**Problem to work on:**
Set down every entry exactly as given. Pictures are to be left out.
Available records Block Start
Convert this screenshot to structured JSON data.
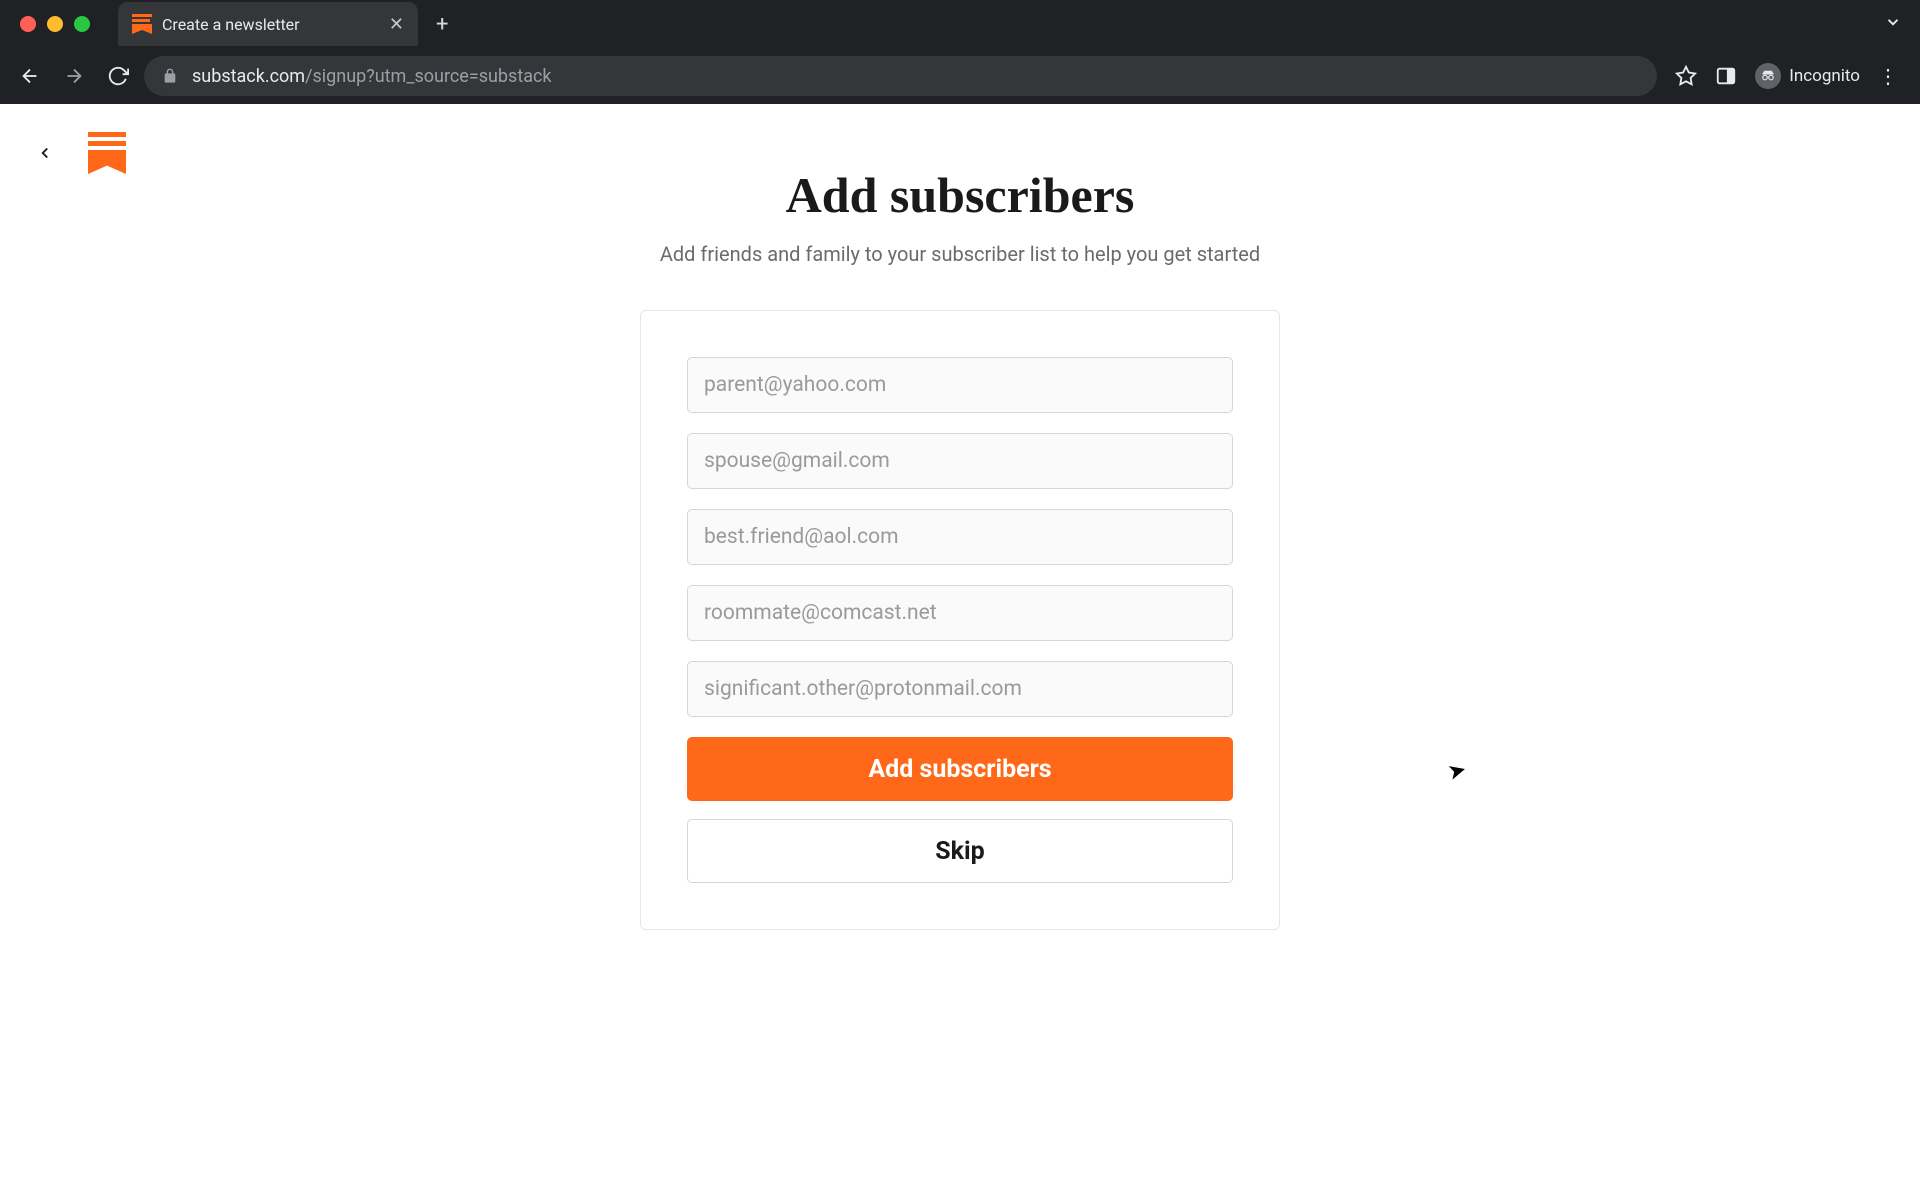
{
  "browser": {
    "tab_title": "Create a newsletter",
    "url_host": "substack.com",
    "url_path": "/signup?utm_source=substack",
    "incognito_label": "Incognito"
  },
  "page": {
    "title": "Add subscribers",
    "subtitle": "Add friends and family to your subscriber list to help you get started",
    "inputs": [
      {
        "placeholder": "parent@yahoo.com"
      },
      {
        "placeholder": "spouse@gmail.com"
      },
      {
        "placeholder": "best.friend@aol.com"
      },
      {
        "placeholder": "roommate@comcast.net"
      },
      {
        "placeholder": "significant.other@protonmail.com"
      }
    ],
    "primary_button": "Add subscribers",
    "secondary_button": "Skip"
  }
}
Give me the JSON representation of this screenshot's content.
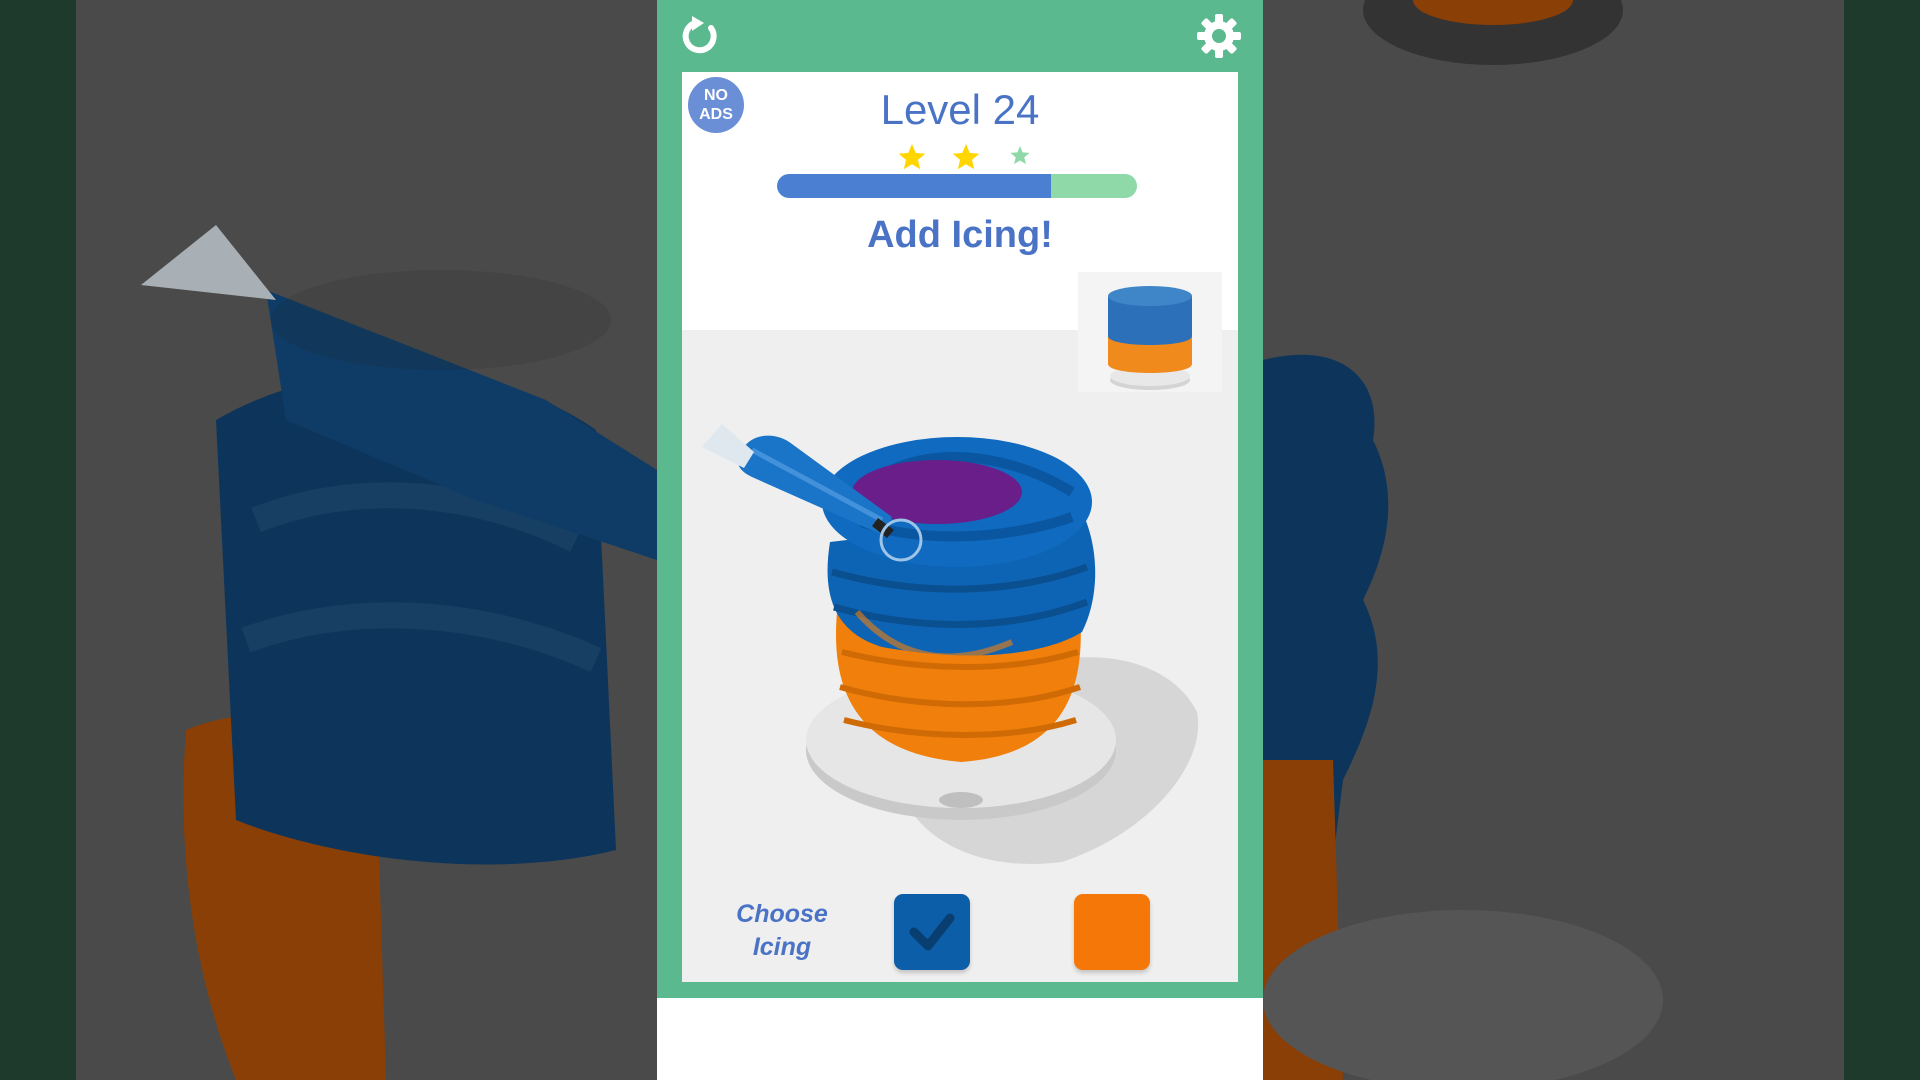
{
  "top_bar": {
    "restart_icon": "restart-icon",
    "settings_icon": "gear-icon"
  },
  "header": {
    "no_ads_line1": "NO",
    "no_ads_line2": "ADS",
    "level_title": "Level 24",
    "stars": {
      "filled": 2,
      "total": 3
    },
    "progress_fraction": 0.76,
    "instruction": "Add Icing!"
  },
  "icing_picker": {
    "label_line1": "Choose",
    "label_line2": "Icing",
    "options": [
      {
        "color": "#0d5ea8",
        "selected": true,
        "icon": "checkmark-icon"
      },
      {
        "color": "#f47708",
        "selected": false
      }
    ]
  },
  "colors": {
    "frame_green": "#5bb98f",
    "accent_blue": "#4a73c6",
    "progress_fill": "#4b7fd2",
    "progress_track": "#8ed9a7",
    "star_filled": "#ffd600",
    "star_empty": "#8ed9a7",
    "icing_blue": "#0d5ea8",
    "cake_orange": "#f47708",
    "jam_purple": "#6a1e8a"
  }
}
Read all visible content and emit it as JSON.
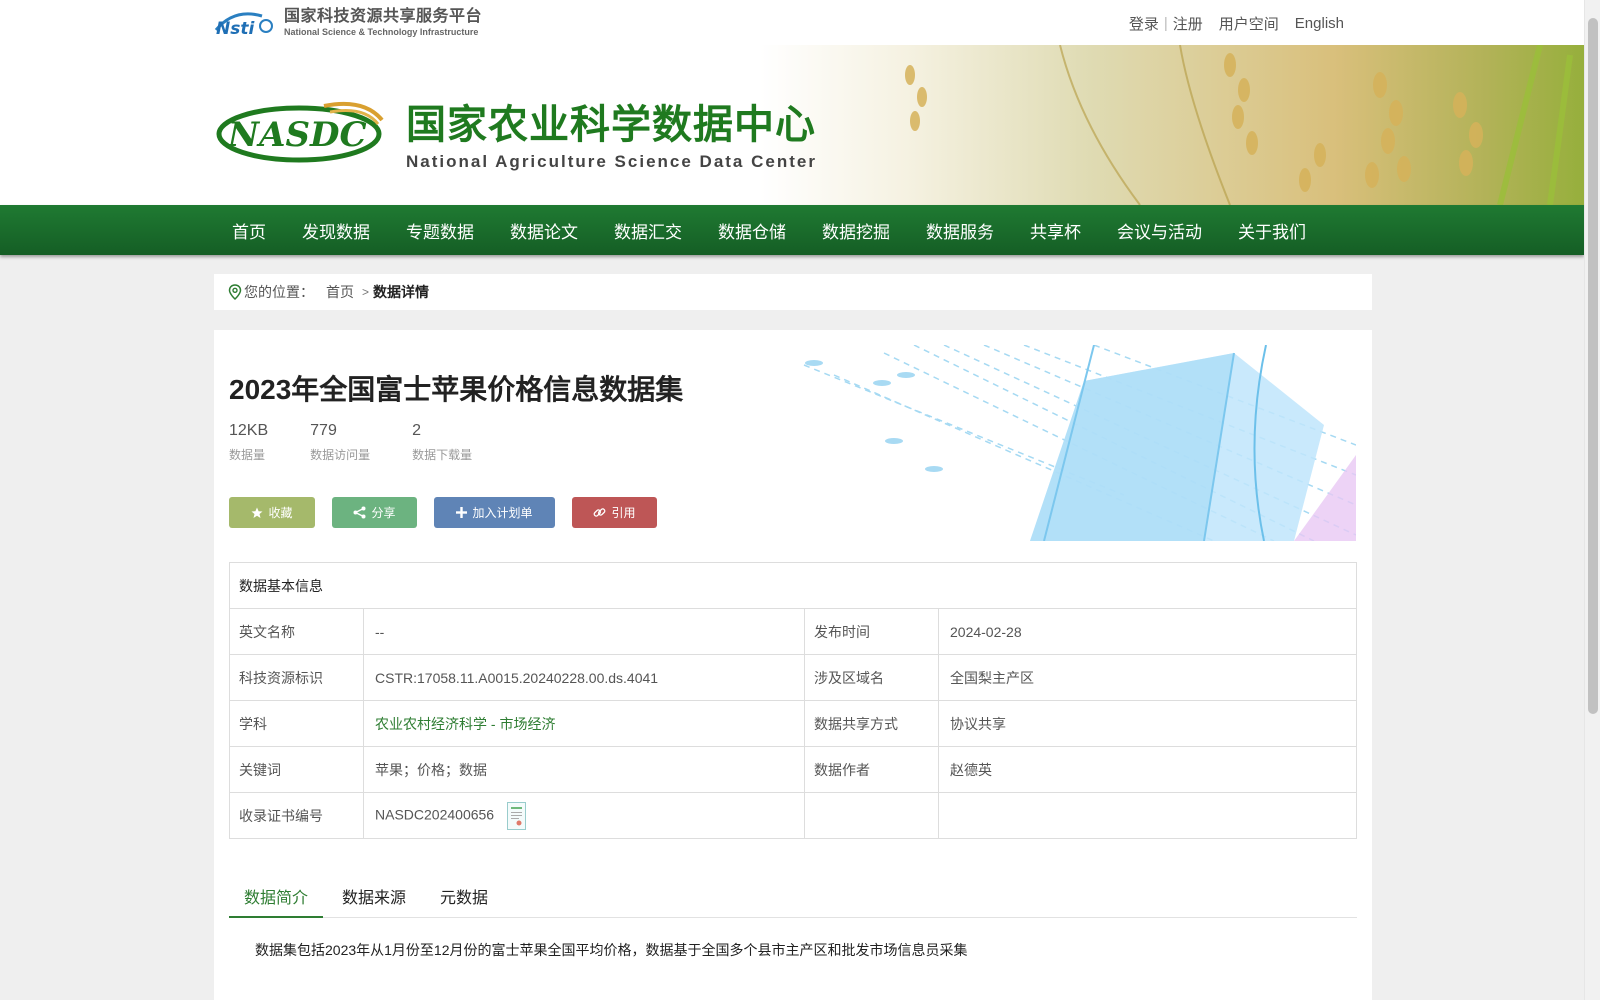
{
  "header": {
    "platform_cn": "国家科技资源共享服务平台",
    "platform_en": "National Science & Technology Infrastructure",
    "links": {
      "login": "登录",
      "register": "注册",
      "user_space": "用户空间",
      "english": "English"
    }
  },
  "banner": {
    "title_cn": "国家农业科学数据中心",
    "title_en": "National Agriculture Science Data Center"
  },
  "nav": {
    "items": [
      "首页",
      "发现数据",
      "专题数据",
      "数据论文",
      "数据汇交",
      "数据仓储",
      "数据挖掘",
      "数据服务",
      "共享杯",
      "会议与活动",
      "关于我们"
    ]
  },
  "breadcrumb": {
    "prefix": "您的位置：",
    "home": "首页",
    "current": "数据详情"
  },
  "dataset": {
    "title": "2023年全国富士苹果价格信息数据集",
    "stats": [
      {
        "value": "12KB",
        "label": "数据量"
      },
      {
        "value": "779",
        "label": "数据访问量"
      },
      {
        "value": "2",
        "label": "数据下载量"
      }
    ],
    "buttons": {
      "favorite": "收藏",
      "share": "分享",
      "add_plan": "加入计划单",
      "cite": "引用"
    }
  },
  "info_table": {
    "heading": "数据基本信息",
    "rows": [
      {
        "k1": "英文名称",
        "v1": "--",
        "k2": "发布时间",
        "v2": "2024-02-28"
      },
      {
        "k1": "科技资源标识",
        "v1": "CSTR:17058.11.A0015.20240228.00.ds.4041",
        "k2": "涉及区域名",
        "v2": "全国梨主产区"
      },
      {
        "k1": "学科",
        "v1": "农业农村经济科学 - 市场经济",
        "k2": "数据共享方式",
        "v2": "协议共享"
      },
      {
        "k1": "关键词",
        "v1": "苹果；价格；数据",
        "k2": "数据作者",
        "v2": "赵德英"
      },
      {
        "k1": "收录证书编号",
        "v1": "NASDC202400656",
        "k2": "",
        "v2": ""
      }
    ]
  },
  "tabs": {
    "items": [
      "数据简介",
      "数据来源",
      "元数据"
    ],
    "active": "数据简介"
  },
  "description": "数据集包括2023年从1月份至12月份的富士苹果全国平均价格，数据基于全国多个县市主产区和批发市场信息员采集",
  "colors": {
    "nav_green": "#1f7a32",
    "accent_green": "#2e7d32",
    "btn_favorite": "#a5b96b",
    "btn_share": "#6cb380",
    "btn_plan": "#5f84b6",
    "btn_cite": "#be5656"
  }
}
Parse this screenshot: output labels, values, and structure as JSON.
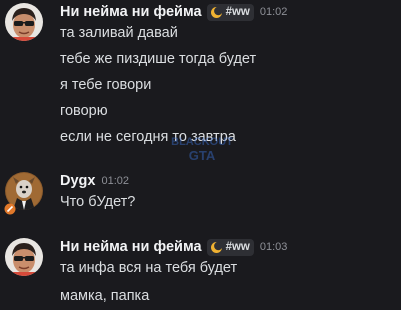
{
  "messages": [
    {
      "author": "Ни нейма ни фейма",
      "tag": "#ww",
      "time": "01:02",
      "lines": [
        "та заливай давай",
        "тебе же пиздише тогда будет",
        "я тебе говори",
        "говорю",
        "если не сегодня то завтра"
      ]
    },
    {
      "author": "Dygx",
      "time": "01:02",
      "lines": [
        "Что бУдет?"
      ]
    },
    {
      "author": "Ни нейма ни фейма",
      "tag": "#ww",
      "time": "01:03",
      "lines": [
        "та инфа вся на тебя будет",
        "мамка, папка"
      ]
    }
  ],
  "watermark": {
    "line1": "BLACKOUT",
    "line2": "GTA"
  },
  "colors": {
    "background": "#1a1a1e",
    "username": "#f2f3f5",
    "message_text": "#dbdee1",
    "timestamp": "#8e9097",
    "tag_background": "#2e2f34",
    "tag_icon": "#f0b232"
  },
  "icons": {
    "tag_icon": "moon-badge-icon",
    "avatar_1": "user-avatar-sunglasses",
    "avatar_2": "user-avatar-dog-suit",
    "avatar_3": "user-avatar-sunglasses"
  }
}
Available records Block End
**Output for this exercise:**
Convert this screenshot to structured JSON data.
{
  "browser": {
    "tab_title": "Create a newsletter",
    "url_host": "substack.com",
    "url_path": "/signup?utm_source=substack",
    "incognito_label": "Incognito"
  },
  "page": {
    "title": "Add subscribers",
    "subtitle": "Add friends and family to your subscriber list to help you get started",
    "inputs": [
      {
        "placeholder": "parent@yahoo.com"
      },
      {
        "placeholder": "spouse@gmail.com"
      },
      {
        "placeholder": "best.friend@aol.com"
      },
      {
        "placeholder": "roommate@comcast.net"
      },
      {
        "placeholder": "significant.other@protonmail.com"
      }
    ],
    "primary_button": "Add subscribers",
    "secondary_button": "Skip"
  }
}
Give me the JSON representation of this screenshot's content.
{
  "top_bar": {
    "restart_icon": "restart-icon",
    "settings_icon": "gear-icon"
  },
  "header": {
    "no_ads_line1": "NO",
    "no_ads_line2": "ADS",
    "level_title": "Level 24",
    "stars": {
      "filled": 2,
      "total": 3
    },
    "progress_fraction": 0.76,
    "instruction": "Add Icing!"
  },
  "icing_picker": {
    "label_line1": "Choose",
    "label_line2": "Icing",
    "options": [
      {
        "color": "#0d5ea8",
        "selected": true,
        "icon": "checkmark-icon"
      },
      {
        "color": "#f47708",
        "selected": false
      }
    ]
  },
  "colors": {
    "frame_green": "#5bb98f",
    "accent_blue": "#4a73c6",
    "progress_fill": "#4b7fd2",
    "progress_track": "#8ed9a7",
    "star_filled": "#ffd600",
    "star_empty": "#8ed9a7",
    "icing_blue": "#0d5ea8",
    "cake_orange": "#f47708",
    "jam_purple": "#6a1e8a"
  }
}
Read all visible content and emit it as JSON.
{
  "header": {
    "platform_cn": "国家科技资源共享服务平台",
    "platform_en": "National Science & Technology Infrastructure",
    "links": {
      "login": "登录",
      "register": "注册",
      "user_space": "用户空间",
      "english": "English"
    }
  },
  "banner": {
    "title_cn": "国家农业科学数据中心",
    "title_en": "National Agriculture Science Data Center"
  },
  "nav": {
    "items": [
      "首页",
      "发现数据",
      "专题数据",
      "数据论文",
      "数据汇交",
      "数据仓储",
      "数据挖掘",
      "数据服务",
      "共享杯",
      "会议与活动",
      "关于我们"
    ]
  },
  "breadcrumb": {
    "prefix": "您的位置：",
    "home": "首页",
    "current": "数据详情"
  },
  "dataset": {
    "title": "2023年全国富士苹果价格信息数据集",
    "stats": [
      {
        "value": "12KB",
        "label": "数据量"
      },
      {
        "value": "779",
        "label": "数据访问量"
      },
      {
        "value": "2",
        "label": "数据下载量"
      }
    ],
    "buttons": {
      "favorite": "收藏",
      "share": "分享",
      "add_plan": "加入计划单",
      "cite": "引用"
    }
  },
  "info_table": {
    "heading": "数据基本信息",
    "rows": [
      {
        "k1": "英文名称",
        "v1": "--",
        "k2": "发布时间",
        "v2": "2024-02-28"
      },
      {
        "k1": "科技资源标识",
        "v1": "CSTR:17058.11.A0015.20240228.00.ds.4041",
        "k2": "涉及区域名",
        "v2": "全国梨主产区"
      },
      {
        "k1": "学科",
        "v1": "农业农村经济科学 - 市场经济",
        "k2": "数据共享方式",
        "v2": "协议共享"
      },
      {
        "k1": "关键词",
        "v1": "苹果；价格；数据",
        "k2": "数据作者",
        "v2": "赵德英"
      },
      {
        "k1": "收录证书编号",
        "v1": "NASDC202400656",
        "k2": "",
        "v2": ""
      }
    ]
  },
  "tabs": {
    "items": [
      "数据简介",
      "数据来源",
      "元数据"
    ],
    "active": "数据简介"
  },
  "description": "数据集包括2023年从1月份至12月份的富士苹果全国平均价格，数据基于全国多个县市主产区和批发市场信息员采集",
  "colors": {
    "nav_green": "#1f7a32",
    "accent_green": "#2e7d32",
    "btn_favorite": "#a5b96b",
    "btn_share": "#6cb380",
    "btn_plan": "#5f84b6",
    "btn_cite": "#be5656"
  }
}
Parse this screenshot: output labels, values, and structure as JSON.
{
  "messages": [
    {
      "author": "Ни нейма ни фейма",
      "tag": "#ww",
      "time": "01:02",
      "lines": [
        "та заливай давай",
        "тебе же пиздише тогда будет",
        "я тебе говори",
        "говорю",
        "если не сегодня то завтра"
      ]
    },
    {
      "author": "Dygx",
      "time": "01:02",
      "lines": [
        "Что бУдет?"
      ]
    },
    {
      "author": "Ни нейма ни фейма",
      "tag": "#ww",
      "time": "01:03",
      "lines": [
        "та инфа вся на тебя будет",
        "мамка, папка"
      ]
    }
  ],
  "watermark": {
    "line1": "BLACKOUT",
    "line2": "GTA"
  },
  "colors": {
    "background": "#1a1a1e",
    "username": "#f2f3f5",
    "message_text": "#dbdee1",
    "timestamp": "#8e9097",
    "tag_background": "#2e2f34",
    "tag_icon": "#f0b232"
  },
  "icons": {
    "tag_icon": "moon-badge-icon",
    "avatar_1": "user-avatar-sunglasses",
    "avatar_2": "user-avatar-dog-suit",
    "avatar_3": "user-avatar-sunglasses"
  }
}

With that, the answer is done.